That make pumpkin carving magically easy.
Many of us dream of creating an elaborately carved pumpkin for our neighbors to admire on Halloween night, but the second we start carving, we remember how difficult it is just to cut out a toothy grin. To prevent your pumpkin carving ambitions from turning into Pinterest fails, we’ve rounded up 13 genius pumpkin carving tricks that will save you time, extend the life of your pumpkin, and keep all of your fingers intact. Helpful tips like using an ice cream scoop to scrape out the pumpkin guts and playful ideas like sprinkling the lid of your pumpkin with cinnamon to make it smell like pumpkin spice (yes, seriously) will make pumpkin carving easier and much more fun.
Use a dry-erase marker.
Instead of using a permanent marker that makes it difficult to revise your design if you mess up or change your mind, sketch with a forgiving dry-erase marker.
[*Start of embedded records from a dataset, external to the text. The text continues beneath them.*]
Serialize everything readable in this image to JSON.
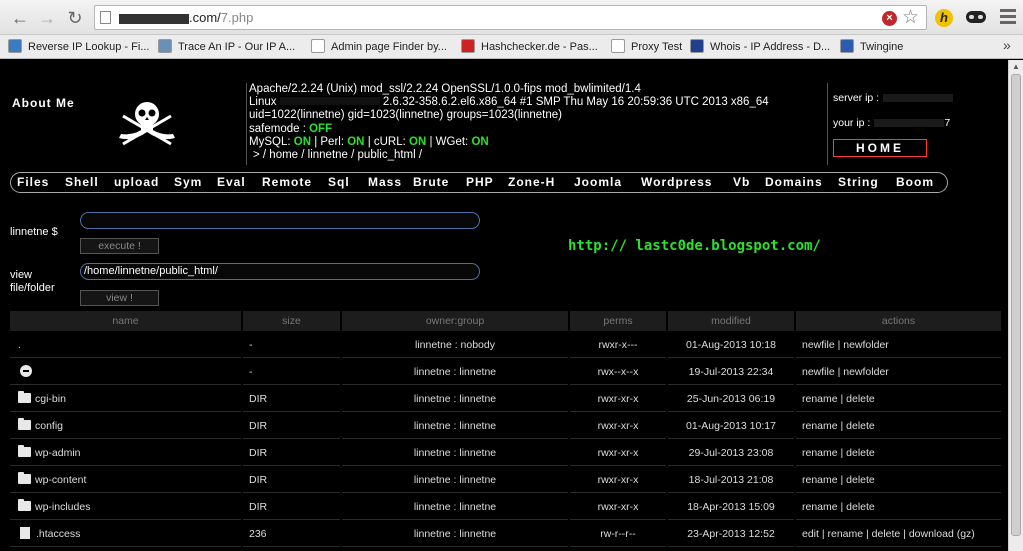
{
  "browser": {
    "url_visible": ".com/",
    "url_file": "7.php",
    "bookmarks": [
      {
        "label": "Reverse IP Lookup - Fi...",
        "color": "#3b7bbf"
      },
      {
        "label": "Trace An IP - Our IP A...",
        "color": "#6b8fb5"
      },
      {
        "label": "Admin page Finder by...",
        "color": "#ffffff"
      },
      {
        "label": "Hashchecker.de - Pas...",
        "color": "#cc2222"
      },
      {
        "label": "Proxy Test",
        "color": "#ffffff"
      },
      {
        "label": "Whois - IP Address - D...",
        "color": "#1f3f8f"
      },
      {
        "label": "Twingine",
        "color": "#2a5db0"
      }
    ],
    "bookmarks_more": "»"
  },
  "header": {
    "about": "About Me",
    "server_line": "Apache/2.2.24 (Unix) mod_ssl/2.2.24 OpenSSL/1.0.0-fips mod_bwlimited/1.4",
    "linux_prefix": "Linux",
    "linux_suffix": "2.6.32-358.6.2.el6.x86_64 #1 SMP Thu May 16 20:59:36 UTC 2013 x86_64",
    "uid_line": "uid=1022(linnetne) gid=1023(linnetne) groups=1023(linnetne)",
    "safemode_label": "safemode :",
    "safemode_value": "OFF",
    "mysql_label": "MySQL:",
    "mysql_value": "ON",
    "perl_label": "| Perl:",
    "perl_value": "ON",
    "curl_label": "| cURL:",
    "curl_value": "ON",
    "wget_label": "| WGet:",
    "wget_value": "ON",
    "path_line": ">  / home / linnetne / public_html /",
    "server_ip_label": "server ip :",
    "your_ip_label": "your ip :",
    "your_ip_tail": "7",
    "home_label": "HOME"
  },
  "menu": [
    "Files",
    "Shell",
    "upload",
    "Sym",
    "Eval",
    "Remote",
    "Sql",
    "Mass",
    "Brute",
    "PHP",
    "Zone-H",
    "Joomla",
    "Wordpress",
    "Vb",
    "Domains",
    "String",
    "Boom"
  ],
  "command": {
    "label": "linnetne $",
    "value": "",
    "execute_label": "execute !"
  },
  "link_text": "http:// lastc0de.blogspot.com/",
  "viewer": {
    "label_line1": "view",
    "label_line2": "file/folder",
    "path_value": "/home/linnetne/public_html/",
    "view_label": "view !"
  },
  "table": {
    "headers": [
      "name",
      "size",
      "owner:group",
      "perms",
      "modified",
      "actions"
    ],
    "rows": [
      {
        "icon": "none",
        "name": ".",
        "size": "-",
        "owner": "linnetne : nobody",
        "perms": "rwxr-x---",
        "modified": "01-Aug-2013 10:18",
        "actions": "newfile | newfolder"
      },
      {
        "icon": "back",
        "name": "",
        "size": "-",
        "owner": "linnetne : linnetne",
        "perms": "rwx--x--x",
        "modified": "19-Jul-2013 22:34",
        "actions": "newfile | newfolder"
      },
      {
        "icon": "folder",
        "name": "cgi-bin",
        "size": "DIR",
        "owner": "linnetne : linnetne",
        "perms": "rwxr-xr-x",
        "modified": "25-Jun-2013 06:19",
        "actions": "rename | delete"
      },
      {
        "icon": "folder",
        "name": "config",
        "size": "DIR",
        "owner": "linnetne : linnetne",
        "perms": "rwxr-xr-x",
        "modified": "01-Aug-2013 10:17",
        "actions": "rename | delete"
      },
      {
        "icon": "folder",
        "name": "wp-admin",
        "size": "DIR",
        "owner": "linnetne : linnetne",
        "perms": "rwxr-xr-x",
        "modified": "29-Jul-2013 23:08",
        "actions": "rename | delete"
      },
      {
        "icon": "folder",
        "name": "wp-content",
        "size": "DIR",
        "owner": "linnetne : linnetne",
        "perms": "rwxr-xr-x",
        "modified": "18-Jul-2013 21:08",
        "actions": "rename | delete"
      },
      {
        "icon": "folder",
        "name": "wp-includes",
        "size": "DIR",
        "owner": "linnetne : linnetne",
        "perms": "rwxr-xr-x",
        "modified": "18-Apr-2013 15:09",
        "actions": "rename | delete"
      },
      {
        "icon": "file",
        "name": ".htaccess",
        "size": "236",
        "owner": "linnetne : linnetne",
        "perms": "rw-r--r--",
        "modified": "23-Apr-2013 12:52",
        "actions": "edit | rename | delete | download (gz)"
      }
    ]
  },
  "colors": {
    "on": "#2ee02e",
    "home_border": "#ff3b2f",
    "input_border": "#4a6fa5"
  }
}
If you want to redo your pattern, simply wipe off the marker with a damp paper towel.
If you’re using an artificial candle, cut a hole in the back (not top) of your pumpkin.
Carving a hole in the back of your pumpkin leaves the front of your pumpkin intact and ready for your design. But if you’re planning to use a real candle, you’ll still need to cut the top of your pumpkin to let the smoke escape.
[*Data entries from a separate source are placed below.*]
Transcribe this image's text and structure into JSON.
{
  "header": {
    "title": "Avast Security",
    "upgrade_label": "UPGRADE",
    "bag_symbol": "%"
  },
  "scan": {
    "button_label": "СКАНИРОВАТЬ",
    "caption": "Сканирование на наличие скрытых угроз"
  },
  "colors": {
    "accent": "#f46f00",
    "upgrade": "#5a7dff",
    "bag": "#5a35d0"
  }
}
If you’re carving the top of your pumpkin, add a notch.
If you’re cutting off the top of your pumpkin, add a v-shaped notch so you’ll always know which way the lid fits back on. Cutting at a slight angle and adding the notch will also prevent the lid from accidentally falling into the pumpkin.
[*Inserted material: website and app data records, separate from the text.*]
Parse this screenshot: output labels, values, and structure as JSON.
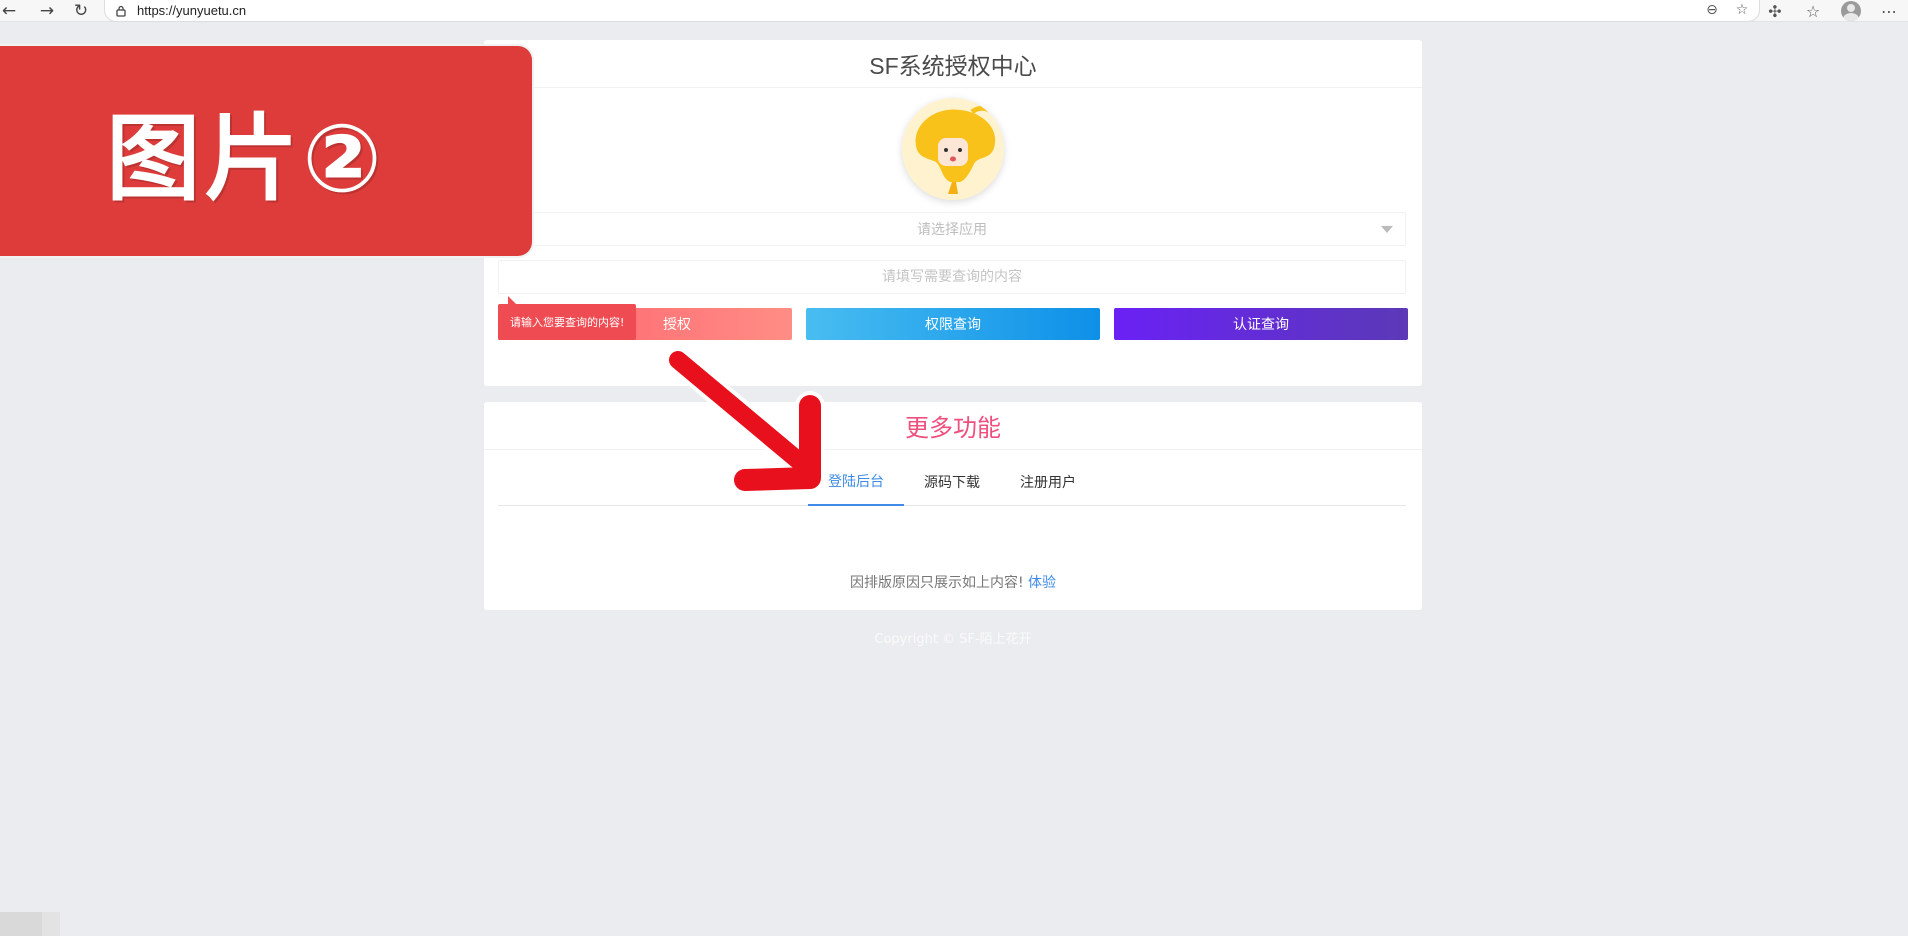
{
  "browser": {
    "url": "https://yunyuetu.cn",
    "icons": [
      "back-icon",
      "forward-icon",
      "reload-icon",
      "lock-icon",
      "reader-icon",
      "favorite-icon",
      "extensions-icon",
      "favorites-bar-icon",
      "profile-icon",
      "more-icon"
    ]
  },
  "main_card": {
    "title": "SF系统授权中心",
    "select_placeholder": "请选择应用",
    "input_placeholder": "请填写需要查询的内容",
    "buttons": [
      "授权",
      "权限查询",
      "认证查询"
    ],
    "tooltip": "请输入您要查询的内容!"
  },
  "more_card": {
    "title": "更多功能",
    "tabs": [
      "登陆后台",
      "源码下载",
      "注册用户"
    ],
    "active_tab": "登陆后台",
    "notice_text": "因排版原因只展示如上内容!",
    "notice_link": "体验"
  },
  "footer": {
    "copyright": "Copyright © SF-陌上花开"
  },
  "overlay": {
    "label": "图片②"
  },
  "colors": {
    "page_bg": "#ebecf0",
    "banner_red": "#dd3c3a",
    "more_title": "#ef4f7e",
    "tab_active": "#3d8be6"
  }
}
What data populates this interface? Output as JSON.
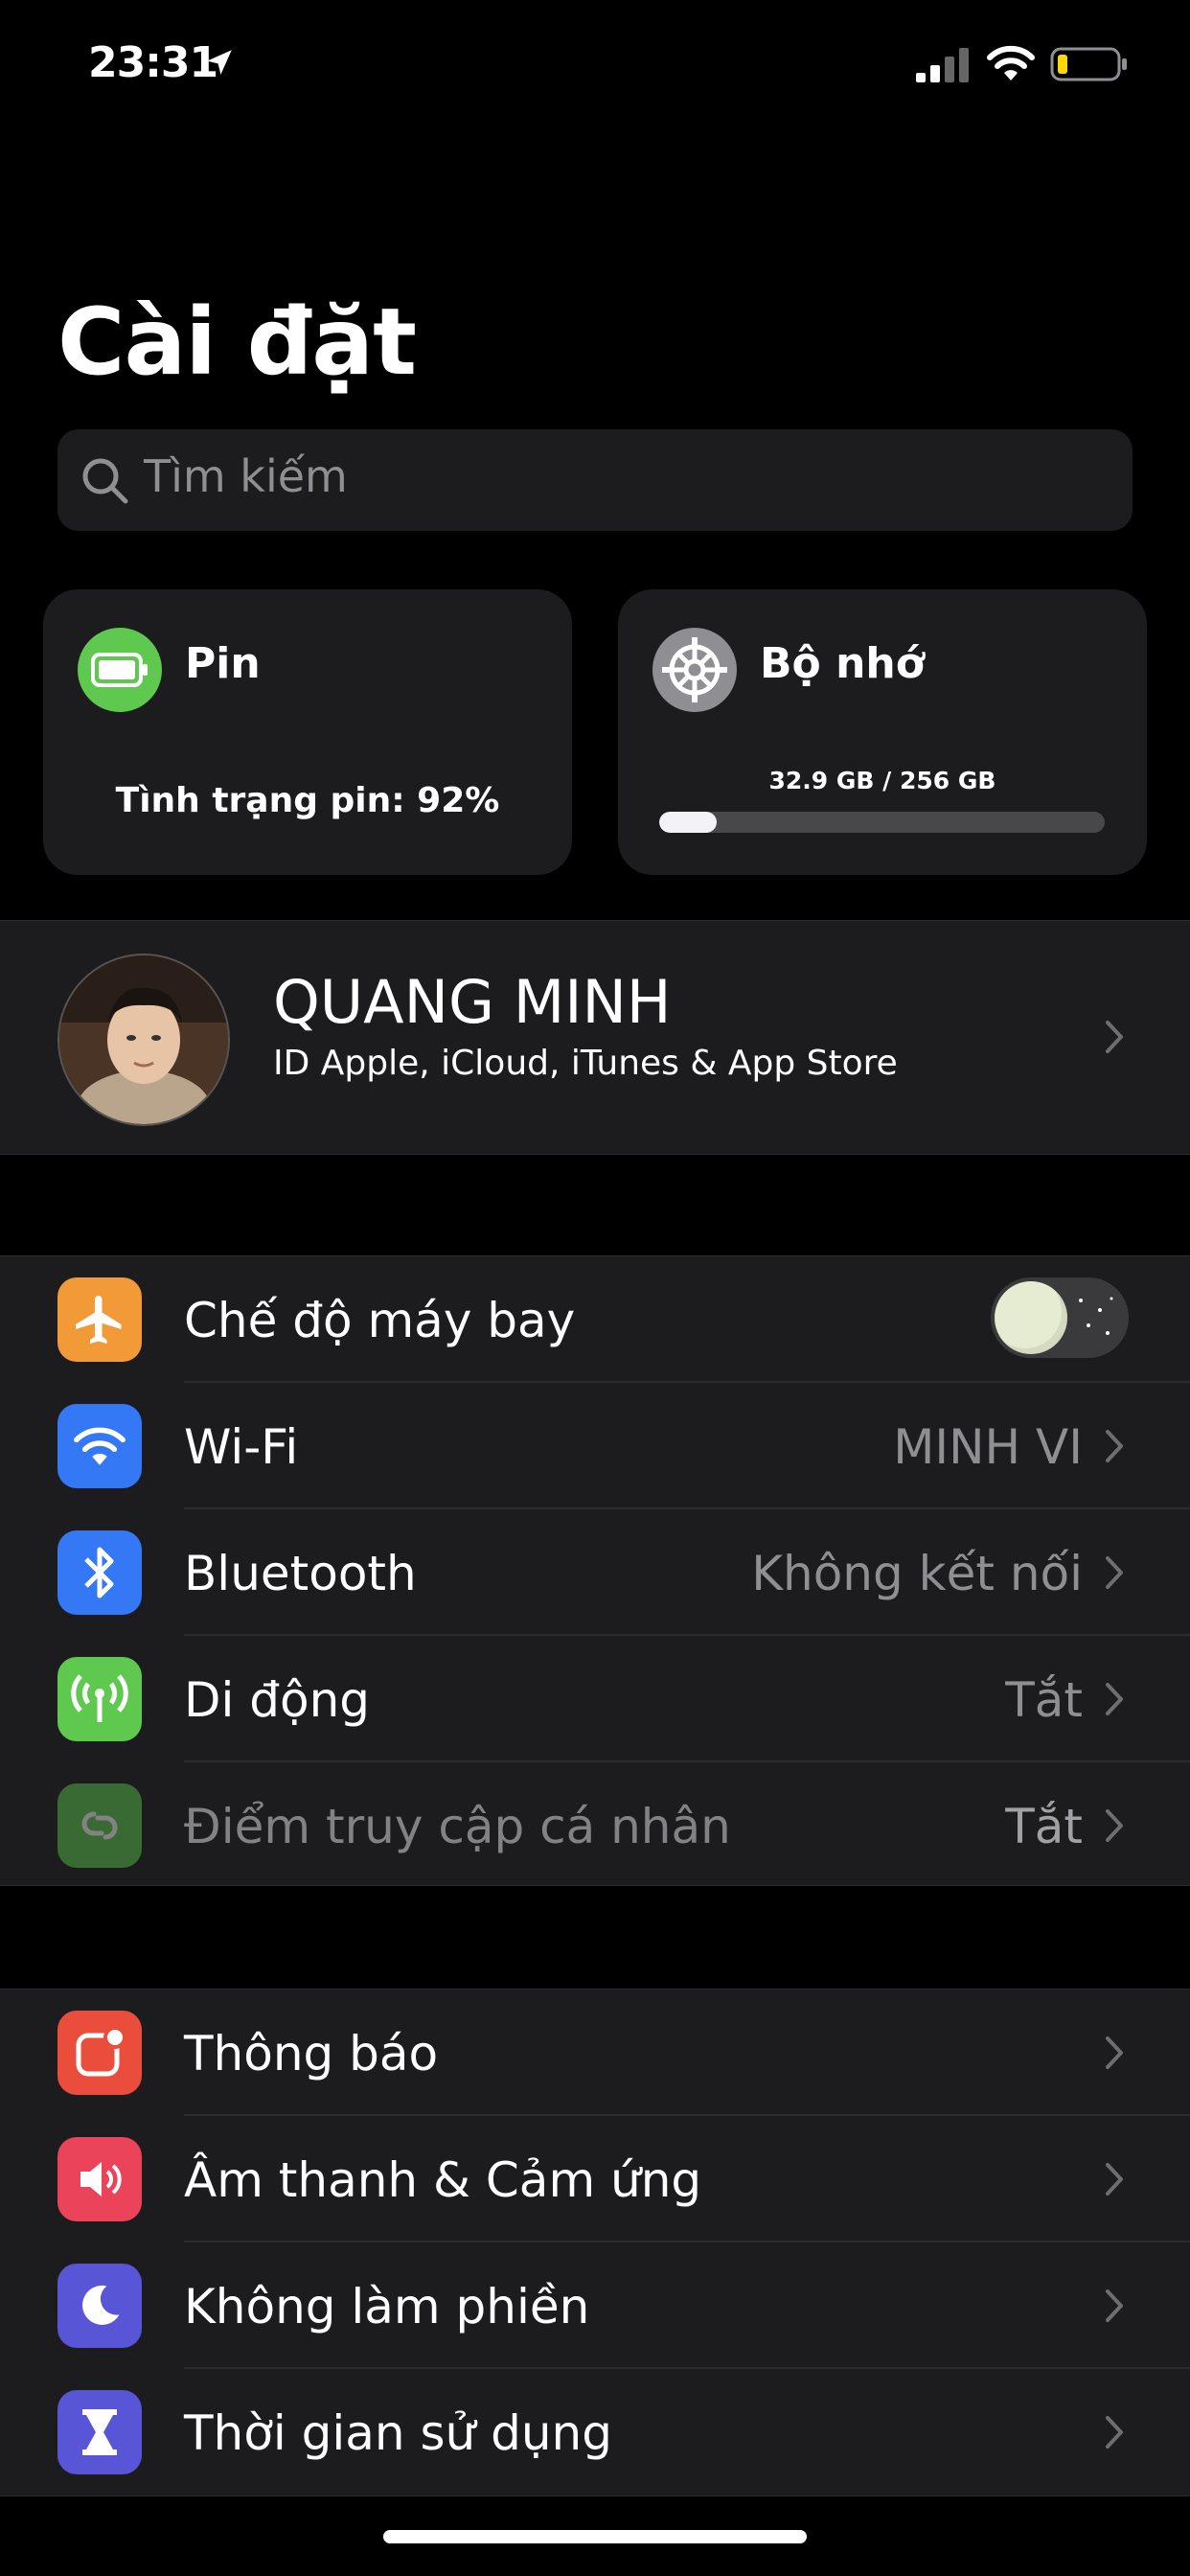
{
  "status_bar": {
    "time": "23:31",
    "icons": [
      "location-arrow-icon",
      "cellular-signal-icon",
      "wifi-icon",
      "battery-low-icon"
    ]
  },
  "header": {
    "title": "Cài đặt"
  },
  "search": {
    "placeholder": "Tìm kiếm",
    "icon": "search-icon"
  },
  "widgets": {
    "battery": {
      "title": "Pin",
      "health_text": "Tình trạng pin: 92%",
      "accent": "#5fc94f"
    },
    "storage": {
      "title": "Bộ nhớ",
      "usage_text": "32.9 GB / 256 GB",
      "used_fraction": 0.1285
    }
  },
  "profile": {
    "name": "QUANG MINH",
    "subtitle": "ID Apple, iCloud, iTunes & App Store"
  },
  "sections": [
    {
      "rows": [
        {
          "label": "Chế độ máy bay",
          "icon": "airplane-icon",
          "color": "#f19a37",
          "control": "toggle",
          "toggle_on": false
        },
        {
          "label": "Wi-Fi",
          "icon": "wifi-icon",
          "color": "#3478f6",
          "value": "MINH VI"
        },
        {
          "label": "Bluetooth",
          "icon": "bluetooth-icon",
          "color": "#3478f6",
          "value": "Không kết nối"
        },
        {
          "label": "Di động",
          "icon": "antenna-icon",
          "color": "#5fc94f",
          "value": "Tắt"
        },
        {
          "label": "Điểm truy cập cá nhân",
          "icon": "hotspot-icon",
          "color": "#5fc94f",
          "value": "Tắt",
          "disabled": true
        }
      ]
    },
    {
      "rows": [
        {
          "label": "Thông báo",
          "icon": "notification-icon",
          "color": "#eb4d3d"
        },
        {
          "label": "Âm thanh & Cảm ứng",
          "icon": "speaker-icon",
          "color": "#eb445a"
        },
        {
          "label": "Không làm phiền",
          "icon": "moon-icon",
          "color": "#5856d6"
        },
        {
          "label": "Thời gian sử dụng",
          "icon": "hourglass-icon",
          "color": "#5856d6"
        }
      ]
    }
  ]
}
Grab your ice cream scoop.
Rather than gut your pumpkin with an ordinary spoon, use an ice cream scoop. Not only is this tool designed specifically for scooping, but the sharp edges are perfect for scraping the sides of your pumpkin if you want to thin them before carving.
Carve shapes with cookie cutters.
If you’re planning to carve basic shapes like stars, circles, or numbers, forget the paring knife and pull out your cookie cutter collection. Set your pumpkin on its side on a flat surface, then place your cookie cutter where you’d like it to go, making sure the sharp side is against the pumpkin. Holding the cutter securely in place with your fingers out of the way, tap the cutter with a rubber mallet until it goes all the way through the pumpkin. Tip: If you’re carving a large pumpkin, it’s a good idea to thin the walls of the pumpkin first so it’s easier to punch out each shape.
Use a drill.
If you want to create holes in your pumpkin of almost any size, the easiest method is to pull out your drill. Fit the drill with the size drill bit you’d like to use, hold your pumpkin steady on a flat surface, and carefully drill into the pumpkin. Be sure to wipe down and dry off your pumpkin before drilling so that stray pumpkin guts won’t make the surface slippery.
Sprinkle with cinnamon.
Lightly dust the top of the cut pumpkin lid with a very small amount of cinnamon, then blot off with a paper towel. Make sure there is no loose cinnamon inside the pumpkin (this can be flammable) before lighting a candle and replacing the lid. After a couple minutes, the room will smell like pumpkin spice.
Keep it fresh.
After carving your pumpkin, rub petroleum jelly onto the carved areas. It will protect the surface and seal in moisture, preventing the pumpkin from getting dry and shriveled.
Use twinkle lights.
As an alternative to an artificial candle, fill a glass jar with tiny battery-powered twinkle lights for a gentle glow.
Follow a pattern.
If you’re hoping to replicate a complicated design or pretty, swirling calligraphy, print out a template to follow. Tape the paper template onto the pumpkin and use a thumbtack to pierce small holes around the outline of the design.
Etching pumpkins, the process of removing just the top layers of the pumpkin surface, is much easier than carving all the way through the flesh. Using a linocutter (the one we used is just $10), a tool that’s typically used for carving linoleum tiles, you can easily carve intricate designs. Start by etching carefully around the outline of your design with a thin blade attachment, then switch to a thicker one to etch the center of your design. As you etch, hold your pumpkin steady and keep your hand out of the way of the blade.
Color your pumpkin with food dye.
Once carved or etched, you can dye the exposed pumpkin flesh with liquid food dye diluted with a small amount of water. Simply brush it on with a paintbrush.
Fill a pumpkin vase with a grocery store bouquet.
If you’re turning your pumpkin into a vase, take a pre-arranged grocery store bouquet, hold the stems right below the flowers, and trim all of the stems at once to a length that fits the pumpkin. Place the shortened bouquet into your pumpkin and you’ll look like a florist even if this is your first arrangement.